'Frankenstein Lives Across the Tracks' by Lisa Ferranti
I’d made plans to meet Victor from science class at the railroad crossing the night of trick-or-treat. We’d dissected a worm together, and the moment he handed me the scalpel, I decided he would be my first kiss. Kids in sixth grade were doing that—planning first kisses, girls mostly asking boys, and scheduling it. Misty thought it was a bad idea, but I hurried her past a long stretch of houses, shivering from a chill in the air.
My favorite pillowcase was covered with colorful cartoon ponies, which at age 12 was embarrassing. That Halloween, I instead used a spare white one from the linen closet to collect my loot.
We stopped at Mrs. Saunders house to see what she was handing out. She deposited a bruised apple into my pillowcase, along with brochures warning against devil worship. She smiled at me in my princess costume and glared at Misty, dressed as a punk rocker, spiked hair sprayed purple, dark eyeliner, choker.

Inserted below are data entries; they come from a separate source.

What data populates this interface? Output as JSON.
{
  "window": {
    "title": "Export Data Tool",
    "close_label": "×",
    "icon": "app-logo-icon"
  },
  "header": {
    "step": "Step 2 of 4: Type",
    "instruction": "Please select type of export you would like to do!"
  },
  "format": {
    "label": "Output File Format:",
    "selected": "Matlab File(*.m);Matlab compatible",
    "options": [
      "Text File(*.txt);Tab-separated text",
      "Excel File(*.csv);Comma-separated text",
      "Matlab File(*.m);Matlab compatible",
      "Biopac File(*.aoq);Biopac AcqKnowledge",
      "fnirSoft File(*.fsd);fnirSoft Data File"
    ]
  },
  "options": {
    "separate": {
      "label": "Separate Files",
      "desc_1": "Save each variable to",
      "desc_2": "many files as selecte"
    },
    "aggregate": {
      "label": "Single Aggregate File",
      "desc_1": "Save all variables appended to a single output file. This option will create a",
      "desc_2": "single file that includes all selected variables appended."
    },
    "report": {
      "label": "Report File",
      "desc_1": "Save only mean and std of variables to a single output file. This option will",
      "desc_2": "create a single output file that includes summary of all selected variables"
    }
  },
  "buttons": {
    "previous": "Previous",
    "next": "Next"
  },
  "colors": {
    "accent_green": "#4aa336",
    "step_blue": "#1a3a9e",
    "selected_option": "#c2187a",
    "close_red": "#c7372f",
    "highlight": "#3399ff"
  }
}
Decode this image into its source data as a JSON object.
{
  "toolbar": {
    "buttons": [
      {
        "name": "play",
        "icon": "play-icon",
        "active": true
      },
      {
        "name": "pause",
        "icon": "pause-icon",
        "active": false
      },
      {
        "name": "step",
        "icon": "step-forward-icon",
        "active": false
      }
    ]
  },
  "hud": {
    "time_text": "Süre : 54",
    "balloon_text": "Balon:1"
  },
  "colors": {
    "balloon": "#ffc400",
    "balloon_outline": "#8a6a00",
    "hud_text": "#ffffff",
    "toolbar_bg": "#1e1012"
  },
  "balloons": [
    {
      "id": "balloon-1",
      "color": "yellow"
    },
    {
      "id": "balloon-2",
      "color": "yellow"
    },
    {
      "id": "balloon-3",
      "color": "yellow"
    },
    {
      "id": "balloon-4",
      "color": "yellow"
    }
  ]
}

“The old bat,” Misty whispered. She tossed her apple into the storm drain, the too-sweet scent of overripe fruit lingering.
We hit up a few more houses for candy, and then I grabbed Misty’s arm. We were only allowed to trick-or-treat on our street and four blocks over. Never across the railroad tracks, which is where Victor lived. I knew the rules, but I turned right and walked in the direction of the tracks, pulling Misty along.
“Look at all the candy we’re missing,” she whined. I tossed her a Snickers bar from my bag.
Victor stood up ahead with a few other boys. Misty made big eyes at me, the whites glistening in the shine of a streetlight.
Two screws jutted from the sides of Victor’s neck, his face an olive sheen of grease paint.
“Hey, Frank,” I said, smiling.
“Hey, princess.” He reached out a finger, touched the tip of my tiara.
He and I moved off a few steps from Misty and the other boys, out of the ring of the streetlight.
“Anyone want to trade Starbursts for Milky Ways?” Misty asked. The group formed a circle and handed candy back and forth.
“Ready?” I asked Victor. He nodded. I inched up on my toes as he bent down, the fabric of my dress silky against my bare legs. Our lips touched and for a slippery second, I tasted juicy pear mingled with watermelon from my lip-gloss.
We pulled back and that was it. It was done. A train whistled in the distance.
“See you at school, ‘Stein,” I said.
He smiled and his green skin made me think of the frogs we would dissect next.
Misty and I walked back toward my house. After a block, I grabbed her bag and dumped my candy into it. I kept only one watermelon Jolly Rancher, circled my fingers around it. With the other hand I lifted the hem of my gown and sprinted down the dark street.